■ WHAT YOU WILL DO:
List each line of the data that holds the string "only".

Component data from apps and pages
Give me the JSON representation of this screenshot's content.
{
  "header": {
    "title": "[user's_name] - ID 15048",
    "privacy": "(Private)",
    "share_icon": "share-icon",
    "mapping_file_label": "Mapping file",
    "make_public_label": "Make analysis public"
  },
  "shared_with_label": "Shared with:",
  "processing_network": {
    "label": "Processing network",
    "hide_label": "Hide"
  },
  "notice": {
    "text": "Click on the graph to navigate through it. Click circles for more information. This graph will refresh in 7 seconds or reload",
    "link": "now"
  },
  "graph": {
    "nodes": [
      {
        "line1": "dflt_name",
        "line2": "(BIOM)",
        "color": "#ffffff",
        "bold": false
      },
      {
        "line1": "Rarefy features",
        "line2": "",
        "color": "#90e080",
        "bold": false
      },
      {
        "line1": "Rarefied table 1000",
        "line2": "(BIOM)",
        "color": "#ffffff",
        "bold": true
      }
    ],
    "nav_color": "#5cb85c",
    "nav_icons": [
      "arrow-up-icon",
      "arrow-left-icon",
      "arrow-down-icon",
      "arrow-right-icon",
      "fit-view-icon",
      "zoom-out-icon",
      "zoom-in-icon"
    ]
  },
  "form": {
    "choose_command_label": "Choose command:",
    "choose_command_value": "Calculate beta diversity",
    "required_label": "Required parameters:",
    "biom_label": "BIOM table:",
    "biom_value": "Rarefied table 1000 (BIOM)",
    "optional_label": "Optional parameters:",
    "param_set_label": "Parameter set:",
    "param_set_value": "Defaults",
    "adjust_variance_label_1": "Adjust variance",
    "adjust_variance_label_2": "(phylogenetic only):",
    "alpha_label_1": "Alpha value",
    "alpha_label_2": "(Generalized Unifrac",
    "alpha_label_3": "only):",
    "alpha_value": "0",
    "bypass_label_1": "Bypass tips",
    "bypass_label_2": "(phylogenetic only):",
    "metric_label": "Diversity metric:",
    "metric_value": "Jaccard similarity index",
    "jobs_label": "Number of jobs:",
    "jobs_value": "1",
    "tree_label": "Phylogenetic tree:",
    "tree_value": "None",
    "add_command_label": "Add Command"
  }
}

■ EXPECTED ANSWER:
    "adjust_variance_label_2": "(phylogenetic only):",
    "alpha_label_3": "only):",
    "bypass_label_2": "(phylogenetic only):",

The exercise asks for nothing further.